GIVEN RECORDS =>
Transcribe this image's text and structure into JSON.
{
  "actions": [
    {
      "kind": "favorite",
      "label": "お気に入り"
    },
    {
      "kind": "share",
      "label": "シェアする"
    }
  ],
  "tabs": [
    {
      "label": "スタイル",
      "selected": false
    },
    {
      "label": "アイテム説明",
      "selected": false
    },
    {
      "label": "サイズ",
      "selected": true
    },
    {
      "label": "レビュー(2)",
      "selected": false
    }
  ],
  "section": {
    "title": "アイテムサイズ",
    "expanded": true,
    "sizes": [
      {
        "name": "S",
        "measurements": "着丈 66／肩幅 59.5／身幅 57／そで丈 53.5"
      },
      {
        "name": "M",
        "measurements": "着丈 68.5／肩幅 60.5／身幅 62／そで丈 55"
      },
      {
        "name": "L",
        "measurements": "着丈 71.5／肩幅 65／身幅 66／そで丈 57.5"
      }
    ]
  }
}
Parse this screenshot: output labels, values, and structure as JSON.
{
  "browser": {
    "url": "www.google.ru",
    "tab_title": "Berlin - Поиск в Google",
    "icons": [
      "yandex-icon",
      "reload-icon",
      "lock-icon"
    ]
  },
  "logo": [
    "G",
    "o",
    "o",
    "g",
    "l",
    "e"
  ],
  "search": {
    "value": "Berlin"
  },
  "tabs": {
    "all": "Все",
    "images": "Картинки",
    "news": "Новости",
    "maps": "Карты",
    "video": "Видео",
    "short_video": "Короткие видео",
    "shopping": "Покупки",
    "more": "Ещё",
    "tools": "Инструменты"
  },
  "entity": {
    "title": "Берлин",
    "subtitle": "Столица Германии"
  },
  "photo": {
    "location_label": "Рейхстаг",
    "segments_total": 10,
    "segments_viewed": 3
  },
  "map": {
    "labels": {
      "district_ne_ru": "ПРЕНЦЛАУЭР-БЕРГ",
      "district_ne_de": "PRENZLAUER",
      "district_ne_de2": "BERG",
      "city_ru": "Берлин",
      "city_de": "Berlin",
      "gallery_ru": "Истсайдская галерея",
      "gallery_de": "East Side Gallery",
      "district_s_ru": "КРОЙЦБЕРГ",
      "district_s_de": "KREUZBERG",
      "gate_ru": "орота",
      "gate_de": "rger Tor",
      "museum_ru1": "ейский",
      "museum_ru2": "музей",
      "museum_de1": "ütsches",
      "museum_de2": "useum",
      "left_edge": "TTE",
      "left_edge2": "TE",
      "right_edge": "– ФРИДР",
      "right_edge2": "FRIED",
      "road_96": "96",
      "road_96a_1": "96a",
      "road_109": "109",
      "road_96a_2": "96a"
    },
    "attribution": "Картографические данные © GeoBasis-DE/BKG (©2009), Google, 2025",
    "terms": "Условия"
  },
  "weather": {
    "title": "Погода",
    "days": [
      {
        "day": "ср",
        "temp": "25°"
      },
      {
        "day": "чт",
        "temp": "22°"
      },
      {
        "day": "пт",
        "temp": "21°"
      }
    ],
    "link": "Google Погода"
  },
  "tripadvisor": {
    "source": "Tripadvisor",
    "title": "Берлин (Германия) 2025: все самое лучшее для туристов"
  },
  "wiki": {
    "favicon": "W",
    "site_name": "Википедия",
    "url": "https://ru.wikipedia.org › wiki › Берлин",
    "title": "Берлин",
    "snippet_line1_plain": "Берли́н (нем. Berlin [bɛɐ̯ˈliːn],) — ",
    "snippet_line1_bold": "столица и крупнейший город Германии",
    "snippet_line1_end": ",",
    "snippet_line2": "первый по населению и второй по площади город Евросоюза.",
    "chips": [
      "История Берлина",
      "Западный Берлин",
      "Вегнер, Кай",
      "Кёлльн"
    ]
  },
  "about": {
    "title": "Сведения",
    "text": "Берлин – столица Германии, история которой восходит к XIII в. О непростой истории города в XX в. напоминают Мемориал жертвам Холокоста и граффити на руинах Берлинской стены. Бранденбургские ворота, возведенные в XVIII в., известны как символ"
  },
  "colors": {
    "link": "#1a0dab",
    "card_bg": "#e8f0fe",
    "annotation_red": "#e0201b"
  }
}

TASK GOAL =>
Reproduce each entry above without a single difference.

WRITTEN RESPONSE =>
Transcribe this image's text and structure into JSON.
{
  "actions": [
    {
      "kind": "favorite",
      "label": "お気に入り"
    },
    {
      "kind": "share",
      "label": "シェアする"
    }
  ],
  "tabs": [
    {
      "label": "スタイル",
      "selected": false
    },
    {
      "label": "アイテム説明",
      "selected": false
    },
    {
      "label": "サイズ",
      "selected": true
    },
    {
      "label": "レビュー(2)",
      "selected": false
    }
  ],
  "section": {
    "title": "アイテムサイズ",
    "expanded": true,
    "sizes": [
      {
        "name": "S",
        "measurements": "着丈 66／肩幅 59.5／身幅 57／そで丈 53.5"
      },
      {
        "name": "M",
        "measurements": "着丈 68.5／肩幅 60.5／身幅 62／そで丈 55"
      },
      {
        "name": "L",
        "measurements": "着丈 71.5／肩幅 65／身幅 66／そで丈 57.5"
      }
    ]
  }
}
Parse this screenshot: output labels, values, and structure as JSON.
{
  "browser": {
    "url": "www.google.ru",
    "tab_title": "Berlin - Поиск в Google",
    "icons": [
      "yandex-icon",
      "reload-icon",
      "lock-icon"
    ]
  },
  "logo": [
    "G",
    "o",
    "o",
    "g",
    "l",
    "e"
  ],
  "search": {
    "value": "Berlin"
  },
  "tabs": {
    "all": "Все",
    "images": "Картинки",
    "news": "Новости",
    "maps": "Карты",
    "video": "Видео",
    "short_video": "Короткие видео",
    "shopping": "Покупки",
    "more": "Ещё",
    "tools": "Инструменты"
  },
  "entity": {
    "title": "Берлин",
    "subtitle": "Столица Германии"
  },
  "photo": {
    "location_label": "Рейхстаг",
    "segments_total": 10,
    "segments_viewed": 3
  },
  "map": {
    "labels": {
      "district_ne_ru": "ПРЕНЦЛАУЭР-БЕРГ",
      "district_ne_de": "PRENZLAUER",
      "district_ne_de2": "BERG",
      "city_ru": "Берлин",
      "city_de": "Berlin",
      "gallery_ru": "Истсайдская галерея",
      "gallery_de": "East Side Gallery",
      "district_s_ru": "КРОЙЦБЕРГ",
      "district_s_de": "KREUZBERG",
      "gate_ru": "орота",
      "gate_de": "rger Tor",
      "museum_ru1": "ейский",
      "museum_ru2": "музей",
      "museum_de1": "ütsches",
      "museum_de2": "useum",
      "left_edge": "TTE",
      "left_edge2": "TE",
      "right_edge": "– ФРИДР",
      "right_edge2": "FRIED",
      "road_96": "96",
      "road_96a_1": "96a",
      "road_109": "109",
      "road_96a_2": "96a"
    },
    "attribution": "Картографические данные © GeoBasis-DE/BKG (©2009), Google, 2025",
    "terms": "Условия"
  },
  "weather": {
    "title": "Погода",
    "days": [
      {
        "day": "ср",
        "temp": "25°"
      },
      {
        "day": "чт",
        "temp": "22°"
      },
      {
        "day": "пт",
        "temp": "21°"
      }
    ],
    "link": "Google Погода"
  },
  "tripadvisor": {
    "source": "Tripadvisor",
    "title": "Берлин (Германия) 2025: все самое лучшее для туристов"
  },
  "wiki": {
    "favicon": "W",
    "site_name": "Википедия",
    "url": "https://ru.wikipedia.org › wiki › Берлин",
    "title": "Берлин",
    "snippet_line1_plain": "Берли́н (нем. Berlin [bɛɐ̯ˈliːn],) — ",
    "snippet_line1_bold": "столица и крупнейший город Германии",
    "snippet_line1_end": ",",
    "snippet_line2": "первый по населению и второй по площади город Евросоюза.",
    "chips": [
      "История Берлина",
      "Западный Берлин",
      "Вегнер, Кай",
      "Кёлльн"
    ]
  },
  "about": {
    "title": "Сведения",
    "text": "Берлин – столица Германии, история которой восходит к XIII в. О непростой истории города в XX в. напоминают Мемориал жертвам Холокоста и граффити на руинах Берлинской стены. Бранденбургские ворота, возведенные в XVIII в., известны как символ"
  },
  "colors": {
    "link": "#1a0dab",
    "card_bg": "#e8f0fe",
    "annotation_red": "#e0201b"
  }
}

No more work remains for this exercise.